Oct 9, 2017

UPDATE: Tuesday, 10/10/17

All regular nursing staff at UPHS-Marquette can now return to work. 

Victor Harrington, Regional Director of Marketing and Business Development at UPHS, said the hospital hired replacement nurses to staff the hospital during last week's 48-hour (Thursday - Friday) nurse strike. Harrington said the staffing agency that provided replacement nurses required a five day minimum contract to work. That contract ended after Monday. 

Harrington says the hospital made "numerous attempts" to alert the Michigan Nurses Association (MNA), and regular staff nurses of the five day contract for replacement nurses, meaning that the hospital would possibly be fully staffed on those days, and regular staff nurses would not be needed to work at the hospital. 

Harrington says the hospital is "ready to get back to the bargaining table," and hopes to reach a contract agreement with the regular staff nurses soon. The 48-hour strike was initiated over the hospitals "refusal" to guarentee minimum nurse staffing levels, according to a MNA press release Saturday. 

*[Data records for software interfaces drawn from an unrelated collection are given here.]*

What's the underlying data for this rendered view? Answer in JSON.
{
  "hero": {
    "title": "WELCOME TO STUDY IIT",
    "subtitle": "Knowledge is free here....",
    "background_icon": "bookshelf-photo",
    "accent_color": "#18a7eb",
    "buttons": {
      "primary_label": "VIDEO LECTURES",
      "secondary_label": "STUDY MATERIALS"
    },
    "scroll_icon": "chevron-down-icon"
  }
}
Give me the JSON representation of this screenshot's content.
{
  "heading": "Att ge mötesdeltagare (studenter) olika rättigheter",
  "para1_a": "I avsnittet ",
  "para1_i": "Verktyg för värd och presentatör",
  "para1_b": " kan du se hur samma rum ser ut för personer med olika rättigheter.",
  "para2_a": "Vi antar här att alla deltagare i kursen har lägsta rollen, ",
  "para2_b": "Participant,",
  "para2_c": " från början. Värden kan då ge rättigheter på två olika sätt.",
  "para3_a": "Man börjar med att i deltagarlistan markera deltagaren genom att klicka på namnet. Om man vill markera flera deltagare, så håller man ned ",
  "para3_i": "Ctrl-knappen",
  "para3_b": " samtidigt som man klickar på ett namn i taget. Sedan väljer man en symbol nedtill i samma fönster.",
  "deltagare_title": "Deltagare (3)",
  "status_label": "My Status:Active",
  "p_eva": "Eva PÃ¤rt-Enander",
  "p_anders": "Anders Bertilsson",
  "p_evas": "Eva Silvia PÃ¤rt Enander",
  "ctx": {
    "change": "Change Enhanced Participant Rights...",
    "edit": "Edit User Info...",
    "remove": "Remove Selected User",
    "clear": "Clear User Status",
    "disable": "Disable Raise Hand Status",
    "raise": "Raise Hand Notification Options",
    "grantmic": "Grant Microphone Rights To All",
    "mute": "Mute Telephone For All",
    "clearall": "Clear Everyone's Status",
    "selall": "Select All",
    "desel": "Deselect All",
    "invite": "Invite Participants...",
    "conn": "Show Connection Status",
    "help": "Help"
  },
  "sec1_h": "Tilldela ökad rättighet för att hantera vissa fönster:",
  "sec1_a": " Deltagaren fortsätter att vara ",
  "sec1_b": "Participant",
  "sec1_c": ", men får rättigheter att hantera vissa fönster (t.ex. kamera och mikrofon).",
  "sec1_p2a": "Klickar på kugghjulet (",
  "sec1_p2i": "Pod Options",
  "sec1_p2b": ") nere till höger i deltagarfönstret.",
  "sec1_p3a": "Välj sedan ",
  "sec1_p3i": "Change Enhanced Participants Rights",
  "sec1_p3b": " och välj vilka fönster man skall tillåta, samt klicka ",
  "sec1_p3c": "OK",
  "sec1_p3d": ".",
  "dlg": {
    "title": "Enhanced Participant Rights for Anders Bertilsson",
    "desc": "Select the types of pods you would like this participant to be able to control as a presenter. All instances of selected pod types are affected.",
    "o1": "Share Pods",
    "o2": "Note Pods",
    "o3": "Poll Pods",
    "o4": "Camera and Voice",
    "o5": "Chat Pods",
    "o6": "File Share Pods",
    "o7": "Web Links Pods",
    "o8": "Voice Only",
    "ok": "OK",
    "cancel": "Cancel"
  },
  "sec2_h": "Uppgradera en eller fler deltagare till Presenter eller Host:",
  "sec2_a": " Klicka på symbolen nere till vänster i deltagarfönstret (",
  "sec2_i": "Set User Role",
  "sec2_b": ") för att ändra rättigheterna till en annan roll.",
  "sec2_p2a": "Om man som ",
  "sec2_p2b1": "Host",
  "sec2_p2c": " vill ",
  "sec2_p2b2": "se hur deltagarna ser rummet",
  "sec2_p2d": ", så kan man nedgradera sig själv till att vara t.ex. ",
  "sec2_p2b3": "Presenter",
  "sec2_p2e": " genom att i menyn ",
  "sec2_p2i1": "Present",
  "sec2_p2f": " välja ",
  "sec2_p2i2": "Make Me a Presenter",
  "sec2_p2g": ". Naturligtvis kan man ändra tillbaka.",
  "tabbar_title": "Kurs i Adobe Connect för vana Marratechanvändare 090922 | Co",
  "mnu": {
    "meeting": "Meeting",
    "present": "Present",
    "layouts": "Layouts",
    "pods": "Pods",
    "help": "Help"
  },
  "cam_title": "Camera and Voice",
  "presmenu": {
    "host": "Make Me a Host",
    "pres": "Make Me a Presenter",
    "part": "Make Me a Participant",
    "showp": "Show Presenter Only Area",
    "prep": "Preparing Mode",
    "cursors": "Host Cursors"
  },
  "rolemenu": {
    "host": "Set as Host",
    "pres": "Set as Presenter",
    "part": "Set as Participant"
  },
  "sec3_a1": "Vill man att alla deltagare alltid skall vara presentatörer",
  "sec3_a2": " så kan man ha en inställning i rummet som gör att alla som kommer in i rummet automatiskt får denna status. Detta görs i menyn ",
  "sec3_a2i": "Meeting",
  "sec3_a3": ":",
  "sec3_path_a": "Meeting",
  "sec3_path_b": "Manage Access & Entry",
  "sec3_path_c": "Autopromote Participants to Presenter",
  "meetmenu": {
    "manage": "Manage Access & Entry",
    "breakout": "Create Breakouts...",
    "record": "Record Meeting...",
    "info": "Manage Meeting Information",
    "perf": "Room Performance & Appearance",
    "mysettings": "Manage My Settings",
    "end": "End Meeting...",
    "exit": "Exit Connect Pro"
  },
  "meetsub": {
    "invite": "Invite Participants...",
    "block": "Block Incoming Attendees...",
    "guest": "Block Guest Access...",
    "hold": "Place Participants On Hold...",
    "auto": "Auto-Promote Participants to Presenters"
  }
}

Monday, 10/9/17

Nurses who were on strike at a U.P. hospital last week still haven’t been able to return to work – even though they’ve tried to.

Union organizers told hospital officials the strike would only last 48 hours and end the morning of Saturday, October 7. When it did, nurses attempted to show up for their work shifts Saturday morning, but some were turned away at the hospital doors.

Greg Kerwin is a registered nurse in the emergency room at UPHS-Marquette. He says not only was he turned away and asked to leave the hospital property on Saturday; but the same thing happened Monday.

“Some of us actually showed up to the hospital again, in our scrubs. And again we were turned away,” Kerwin said.

According to the Michigan Nurses Association, the strike was called to draw attention to the hospital administration’s “refusal to guarantee minimum nurse staffing levels at all times to protect patient safety.”

Kerwin says he doesn’t know when he’ll be able to return to his job.

“I’ve been a nurse for an awful long time. I love nursing.” Kerwin said. “I’m proud that I take care of people in some very difficult times. I just want to keep doing it.”

The hospital is reportedly using replacement nurses instead of local employees for the time being.

UPHS-Marquette officials did not respond to several requests for comment on this story.